Copy out the entire listing word for word.

Content starts

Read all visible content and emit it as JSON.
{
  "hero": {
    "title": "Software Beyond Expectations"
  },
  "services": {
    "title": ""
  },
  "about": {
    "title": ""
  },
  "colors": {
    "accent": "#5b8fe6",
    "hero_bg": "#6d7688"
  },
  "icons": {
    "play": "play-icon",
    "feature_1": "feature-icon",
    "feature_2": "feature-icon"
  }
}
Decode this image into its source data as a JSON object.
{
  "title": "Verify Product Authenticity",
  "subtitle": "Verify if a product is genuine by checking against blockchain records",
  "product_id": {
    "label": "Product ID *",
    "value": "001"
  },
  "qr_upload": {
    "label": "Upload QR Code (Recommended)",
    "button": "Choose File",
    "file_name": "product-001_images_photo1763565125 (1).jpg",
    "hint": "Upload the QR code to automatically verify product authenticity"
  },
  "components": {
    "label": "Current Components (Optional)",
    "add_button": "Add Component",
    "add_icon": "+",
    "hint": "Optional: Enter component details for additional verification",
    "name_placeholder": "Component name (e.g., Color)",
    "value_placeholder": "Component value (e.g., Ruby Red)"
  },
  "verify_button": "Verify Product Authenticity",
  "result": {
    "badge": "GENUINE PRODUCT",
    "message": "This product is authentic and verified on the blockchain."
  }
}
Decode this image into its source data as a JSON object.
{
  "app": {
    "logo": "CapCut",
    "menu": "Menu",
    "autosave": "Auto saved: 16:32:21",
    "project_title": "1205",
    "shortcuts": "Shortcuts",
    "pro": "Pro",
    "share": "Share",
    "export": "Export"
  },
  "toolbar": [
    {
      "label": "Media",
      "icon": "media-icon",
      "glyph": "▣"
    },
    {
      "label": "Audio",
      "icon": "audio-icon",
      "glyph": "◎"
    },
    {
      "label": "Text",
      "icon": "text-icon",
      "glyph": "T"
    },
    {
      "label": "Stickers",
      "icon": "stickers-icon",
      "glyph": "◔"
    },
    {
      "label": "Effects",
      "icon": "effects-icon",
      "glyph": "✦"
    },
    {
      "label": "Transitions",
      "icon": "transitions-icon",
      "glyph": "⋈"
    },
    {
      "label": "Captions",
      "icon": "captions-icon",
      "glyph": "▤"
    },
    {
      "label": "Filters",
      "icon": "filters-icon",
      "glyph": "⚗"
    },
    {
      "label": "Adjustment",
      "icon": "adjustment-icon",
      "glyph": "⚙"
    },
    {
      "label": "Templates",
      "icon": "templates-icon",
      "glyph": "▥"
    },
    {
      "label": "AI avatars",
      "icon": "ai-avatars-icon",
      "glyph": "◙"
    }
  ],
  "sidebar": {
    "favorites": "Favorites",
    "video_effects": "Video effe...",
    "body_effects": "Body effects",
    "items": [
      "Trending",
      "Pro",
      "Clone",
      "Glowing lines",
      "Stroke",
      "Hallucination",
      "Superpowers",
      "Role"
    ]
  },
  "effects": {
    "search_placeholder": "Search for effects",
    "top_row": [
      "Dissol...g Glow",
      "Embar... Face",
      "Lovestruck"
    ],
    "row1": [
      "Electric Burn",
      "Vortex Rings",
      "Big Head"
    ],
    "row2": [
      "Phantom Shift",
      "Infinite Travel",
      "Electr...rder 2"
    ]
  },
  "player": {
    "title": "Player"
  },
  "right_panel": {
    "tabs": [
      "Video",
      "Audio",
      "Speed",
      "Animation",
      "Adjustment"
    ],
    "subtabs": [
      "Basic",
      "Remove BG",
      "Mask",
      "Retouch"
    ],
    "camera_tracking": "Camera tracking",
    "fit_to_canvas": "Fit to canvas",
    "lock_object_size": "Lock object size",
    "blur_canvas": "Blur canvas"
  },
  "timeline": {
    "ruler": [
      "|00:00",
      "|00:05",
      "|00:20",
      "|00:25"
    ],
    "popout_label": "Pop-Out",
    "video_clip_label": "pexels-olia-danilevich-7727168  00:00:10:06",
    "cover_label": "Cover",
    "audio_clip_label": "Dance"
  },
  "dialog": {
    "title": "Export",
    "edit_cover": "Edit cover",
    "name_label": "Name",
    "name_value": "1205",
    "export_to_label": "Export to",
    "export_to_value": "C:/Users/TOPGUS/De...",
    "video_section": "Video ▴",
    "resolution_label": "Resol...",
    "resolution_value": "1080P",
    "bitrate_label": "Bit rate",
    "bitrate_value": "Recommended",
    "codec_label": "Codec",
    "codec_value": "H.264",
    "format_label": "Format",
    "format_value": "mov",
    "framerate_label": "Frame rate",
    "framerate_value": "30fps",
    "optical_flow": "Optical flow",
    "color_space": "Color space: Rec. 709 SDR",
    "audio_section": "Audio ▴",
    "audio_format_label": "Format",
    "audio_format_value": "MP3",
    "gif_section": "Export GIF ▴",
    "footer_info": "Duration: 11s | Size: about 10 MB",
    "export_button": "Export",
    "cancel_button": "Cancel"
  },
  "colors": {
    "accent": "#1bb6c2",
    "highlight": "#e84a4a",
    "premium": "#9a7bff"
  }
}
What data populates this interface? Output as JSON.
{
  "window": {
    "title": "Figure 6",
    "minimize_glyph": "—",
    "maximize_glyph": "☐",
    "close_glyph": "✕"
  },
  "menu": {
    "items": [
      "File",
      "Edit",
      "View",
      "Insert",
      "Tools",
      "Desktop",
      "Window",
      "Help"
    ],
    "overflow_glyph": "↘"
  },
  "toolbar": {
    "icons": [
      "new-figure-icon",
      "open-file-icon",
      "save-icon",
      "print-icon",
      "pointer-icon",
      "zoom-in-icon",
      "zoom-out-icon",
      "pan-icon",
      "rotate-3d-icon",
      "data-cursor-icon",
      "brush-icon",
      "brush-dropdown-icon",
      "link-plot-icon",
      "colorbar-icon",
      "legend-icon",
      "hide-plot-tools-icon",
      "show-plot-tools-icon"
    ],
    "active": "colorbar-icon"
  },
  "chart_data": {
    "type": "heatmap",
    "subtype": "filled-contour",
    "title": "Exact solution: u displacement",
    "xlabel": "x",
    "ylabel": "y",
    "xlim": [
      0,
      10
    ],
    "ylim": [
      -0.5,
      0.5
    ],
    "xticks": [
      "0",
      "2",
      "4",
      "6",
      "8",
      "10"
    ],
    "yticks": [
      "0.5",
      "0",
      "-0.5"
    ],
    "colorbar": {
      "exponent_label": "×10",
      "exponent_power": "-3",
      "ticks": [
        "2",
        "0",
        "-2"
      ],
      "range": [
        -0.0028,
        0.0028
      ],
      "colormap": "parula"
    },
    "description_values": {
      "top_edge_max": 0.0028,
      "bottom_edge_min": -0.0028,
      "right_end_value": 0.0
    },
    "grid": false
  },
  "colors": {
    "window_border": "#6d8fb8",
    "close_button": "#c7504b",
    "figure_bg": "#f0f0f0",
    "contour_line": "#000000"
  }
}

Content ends

* **ANSWER TO THIS TASK**
Read all visible content and emit it as JSON.
{
  "hero": {
    "title": "Software Beyond Expectations"
  },
  "services": {
    "title": ""
  },
  "about": {
    "title": ""
  },
  "colors": {
    "accent": "#5b8fe6",
    "hero_bg": "#6d7688"
  },
  "icons": {
    "play": "play-icon",
    "feature_1": "feature-icon",
    "feature_2": "feature-icon"
  }
}
Decode this image into its source data as a JSON object.
{
  "title": "Verify Product Authenticity",
  "subtitle": "Verify if a product is genuine by checking against blockchain records",
  "product_id": {
    "label": "Product ID *",
    "value": "001"
  },
  "qr_upload": {
    "label": "Upload QR Code (Recommended)",
    "button": "Choose File",
    "file_name": "product-001_images_photo1763565125 (1).jpg",
    "hint": "Upload the QR code to automatically verify product authenticity"
  },
  "components": {
    "label": "Current Components (Optional)",
    "add_button": "Add Component",
    "add_icon": "+",
    "hint": "Optional: Enter component details for additional verification",
    "name_placeholder": "Component name (e.g., Color)",
    "value_placeholder": "Component value (e.g., Ruby Red)"
  },
  "verify_button": "Verify Product Authenticity",
  "result": {
    "badge": "GENUINE PRODUCT",
    "message": "This product is authentic and verified on the blockchain."
  }
}
Decode this image into its source data as a JSON object.
{
  "app": {
    "logo": "CapCut",
    "menu": "Menu",
    "autosave": "Auto saved: 16:32:21",
    "project_title": "1205",
    "shortcuts": "Shortcuts",
    "pro": "Pro",
    "share": "Share",
    "export": "Export"
  },
  "toolbar": [
    {
      "label": "Media",
      "icon": "media-icon",
      "glyph": "▣"
    },
    {
      "label": "Audio",
      "icon": "audio-icon",
      "glyph": "◎"
    },
    {
      "label": "Text",
      "icon": "text-icon",
      "glyph": "T"
    },
    {
      "label": "Stickers",
      "icon": "stickers-icon",
      "glyph": "◔"
    },
    {
      "label": "Effects",
      "icon": "effects-icon",
      "glyph": "✦"
    },
    {
      "label": "Transitions",
      "icon": "transitions-icon",
      "glyph": "⋈"
    },
    {
      "label": "Captions",
      "icon": "captions-icon",
      "glyph": "▤"
    },
    {
      "label": "Filters",
      "icon": "filters-icon",
      "glyph": "⚗"
    },
    {
      "label": "Adjustment",
      "icon": "adjustment-icon",
      "glyph": "⚙"
    },
    {
      "label": "Templates",
      "icon": "templates-icon",
      "glyph": "▥"
    },
    {
      "label": "AI avatars",
      "icon": "ai-avatars-icon",
      "glyph": "◙"
    }
  ],
  "sidebar": {
    "favorites": "Favorites",
    "video_effects": "Video effe...",
    "body_effects": "Body effects",
    "items": [
      "Trending",
      "Pro",
      "Clone",
      "Glowing lines",
      "Stroke",
      "Hallucination",
      "Superpowers",
      "Role"
    ]
  },
  "effects": {
    "search_placeholder": "Search for effects",
    "top_row": [
      "Dissol...g Glow",
      "Embar... Face",
      "Lovestruck"
    ],
    "row1": [
      "Electric Burn",
      "Vortex Rings",
      "Big Head"
    ],
    "row2": [
      "Phantom Shift",
      "Infinite Travel",
      "Electr...rder 2"
    ]
  },
  "player": {
    "title": "Player"
  },
  "right_panel": {
    "tabs": [
      "Video",
      "Audio",
      "Speed",
      "Animation",
      "Adjustment"
    ],
    "subtabs": [
      "Basic",
      "Remove BG",
      "Mask",
      "Retouch"
    ],
    "camera_tracking": "Camera tracking",
    "fit_to_canvas": "Fit to canvas",
    "lock_object_size": "Lock object size",
    "blur_canvas": "Blur canvas"
  },
  "timeline": {
    "ruler": [
      "|00:00",
      "|00:05",
      "|00:20",
      "|00:25"
    ],
    "popout_label": "Pop-Out",
    "video_clip_label": "pexels-olia-danilevich-7727168  00:00:10:06",
    "cover_label": "Cover",
    "audio_clip_label": "Dance"
  },
  "dialog": {
    "title": "Export",
    "edit_cover": "Edit cover",
    "name_label": "Name",
    "name_value": "1205",
    "export_to_label": "Export to",
    "export_to_value": "C:/Users/TOPGUS/De...",
    "video_section": "Video ▴",
    "resolution_label": "Resol...",
    "resolution_value": "1080P",
    "bitrate_label": "Bit rate",
    "bitrate_value": "Recommended",
    "codec_label": "Codec",
    "codec_value": "H.264",
    "format_label": "Format",
    "format_value": "mov",
    "framerate_label": "Frame rate",
    "framerate_value": "30fps",
    "optical_flow": "Optical flow",
    "color_space": "Color space: Rec. 709 SDR",
    "audio_section": "Audio ▴",
    "audio_format_label": "Format",
    "audio_format_value": "MP3",
    "gif_section": "Export GIF ▴",
    "footer_info": "Duration: 11s | Size: about 10 MB",
    "export_button": "Export",
    "cancel_button": "Cancel"
  },
  "colors": {
    "accent": "#1bb6c2",
    "highlight": "#e84a4a",
    "premium": "#9a7bff"
  }
}
What data populates this interface? Output as JSON.
{
  "window": {
    "title": "Figure 6",
    "minimize_glyph": "—",
    "maximize_glyph": "☐",
    "close_glyph": "✕"
  },
  "menu": {
    "items": [
      "File",
      "Edit",
      "View",
      "Insert",
      "Tools",
      "Desktop",
      "Window",
      "Help"
    ],
    "overflow_glyph": "↘"
  },
  "toolbar": {
    "icons": [
      "new-figure-icon",
      "open-file-icon",
      "save-icon",
      "print-icon",
      "pointer-icon",
      "zoom-in-icon",
      "zoom-out-icon",
      "pan-icon",
      "rotate-3d-icon",
      "data-cursor-icon",
      "brush-icon",
      "brush-dropdown-icon",
      "link-plot-icon",
      "colorbar-icon",
      "legend-icon",
      "hide-plot-tools-icon",
      "show-plot-tools-icon"
    ],
    "active": "colorbar-icon"
  },
  "chart_data": {
    "type": "heatmap",
    "subtype": "filled-contour",
    "title": "Exact solution: u displacement",
    "xlabel": "x",
    "ylabel": "y",
    "xlim": [
      0,
      10
    ],
    "ylim": [
      -0.5,
      0.5
    ],
    "xticks": [
      "0",
      "2",
      "4",
      "6",
      "8",
      "10"
    ],
    "yticks": [
      "0.5",
      "0",
      "-0.5"
    ],
    "colorbar": {
      "exponent_label": "×10",
      "exponent_power": "-3",
      "ticks": [
        "2",
        "0",
        "-2"
      ],
      "range": [
        -0.0028,
        0.0028
      ],
      "colormap": "parula"
    },
    "description_values": {
      "top_edge_max": 0.0028,
      "bottom_edge_min": -0.0028,
      "right_end_value": 0.0
    },
    "grid": false
  },
  "colors": {
    "window_border": "#6d8fb8",
    "close_button": "#c7504b",
    "figure_bg": "#f0f0f0",
    "contour_line": "#000000"
  }
}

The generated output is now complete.